§ **Material provided**
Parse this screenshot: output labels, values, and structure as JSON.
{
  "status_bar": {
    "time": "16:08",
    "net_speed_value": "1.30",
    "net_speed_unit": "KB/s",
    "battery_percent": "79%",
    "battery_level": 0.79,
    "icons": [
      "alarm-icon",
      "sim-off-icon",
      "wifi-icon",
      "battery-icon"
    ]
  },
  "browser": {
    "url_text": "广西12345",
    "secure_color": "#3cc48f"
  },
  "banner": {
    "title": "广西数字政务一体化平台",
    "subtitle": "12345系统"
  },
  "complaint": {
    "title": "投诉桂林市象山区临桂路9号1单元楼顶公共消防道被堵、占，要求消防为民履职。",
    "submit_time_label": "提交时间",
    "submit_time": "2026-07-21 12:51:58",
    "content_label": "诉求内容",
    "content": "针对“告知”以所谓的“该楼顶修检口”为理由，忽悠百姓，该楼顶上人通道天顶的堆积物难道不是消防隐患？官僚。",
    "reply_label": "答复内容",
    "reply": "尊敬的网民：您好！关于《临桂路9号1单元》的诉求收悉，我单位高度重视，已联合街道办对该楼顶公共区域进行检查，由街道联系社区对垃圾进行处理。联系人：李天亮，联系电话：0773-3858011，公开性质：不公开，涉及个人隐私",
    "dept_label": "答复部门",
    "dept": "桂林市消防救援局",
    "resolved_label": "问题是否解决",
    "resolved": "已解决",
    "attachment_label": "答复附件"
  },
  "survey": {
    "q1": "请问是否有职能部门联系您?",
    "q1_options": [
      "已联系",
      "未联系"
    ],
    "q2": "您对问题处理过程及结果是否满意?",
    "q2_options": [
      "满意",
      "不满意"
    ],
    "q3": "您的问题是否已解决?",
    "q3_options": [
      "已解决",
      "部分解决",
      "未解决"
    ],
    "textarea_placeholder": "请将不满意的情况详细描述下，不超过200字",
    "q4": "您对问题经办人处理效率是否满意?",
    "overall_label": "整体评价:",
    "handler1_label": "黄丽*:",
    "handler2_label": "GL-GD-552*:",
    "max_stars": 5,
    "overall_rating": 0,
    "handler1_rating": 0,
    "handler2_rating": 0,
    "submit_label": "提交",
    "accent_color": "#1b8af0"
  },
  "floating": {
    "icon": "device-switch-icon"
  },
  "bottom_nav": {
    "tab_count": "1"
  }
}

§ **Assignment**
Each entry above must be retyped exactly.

§ **Output**
Parse this screenshot: output labels, values, and structure as JSON.
{
  "status_bar": {
    "time": "16:08",
    "net_speed_value": "1.30",
    "net_speed_unit": "KB/s",
    "battery_percent": "79%",
    "battery_level": 0.79,
    "icons": [
      "alarm-icon",
      "sim-off-icon",
      "wifi-icon",
      "battery-icon"
    ]
  },
  "browser": {
    "url_text": "广西12345",
    "secure_color": "#3cc48f"
  },
  "banner": {
    "title": "广西数字政务一体化平台",
    "subtitle": "12345系统"
  },
  "complaint": {
    "title": "投诉桂林市象山区临桂路9号1单元楼顶公共消防道被堵、占，要求消防为民履职。",
    "submit_time_label": "提交时间",
    "submit_time": "2026-07-21 12:51:58",
    "content_label": "诉求内容",
    "content": "针对“告知”以所谓的“该楼顶修检口”为理由，忽悠百姓，该楼顶上人通道天顶的堆积物难道不是消防隐患？官僚。",
    "reply_label": "答复内容",
    "reply": "尊敬的网民：您好！关于《临桂路9号1单元》的诉求收悉，我单位高度重视，已联合街道办对该楼顶公共区域进行检查，由街道联系社区对垃圾进行处理。联系人：李天亮，联系电话：0773-3858011，公开性质：不公开，涉及个人隐私",
    "dept_label": "答复部门",
    "dept": "桂林市消防救援局",
    "resolved_label": "问题是否解决",
    "resolved": "已解决",
    "attachment_label": "答复附件"
  },
  "survey": {
    "q1": "请问是否有职能部门联系您?",
    "q1_options": [
      "已联系",
      "未联系"
    ],
    "q2": "您对问题处理过程及结果是否满意?",
    "q2_options": [
      "满意",
      "不满意"
    ],
    "q3": "您的问题是否已解决?",
    "q3_options": [
      "已解决",
      "部分解决",
      "未解决"
    ],
    "textarea_placeholder": "请将不满意的情况详细描述下，不超过200字",
    "q4": "您对问题经办人处理效率是否满意?",
    "overall_label": "整体评价:",
    "handler1_label": "黄丽*:",
    "handler2_label": "GL-GD-552*:",
    "max_stars": 5,
    "overall_rating": 0,
    "handler1_rating": 0,
    "handler2_rating": 0,
    "submit_label": "提交",
    "accent_color": "#1b8af0"
  },
  "floating": {
    "icon": "device-switch-icon"
  },
  "bottom_nav": {
    "tab_count": "1"
  }
}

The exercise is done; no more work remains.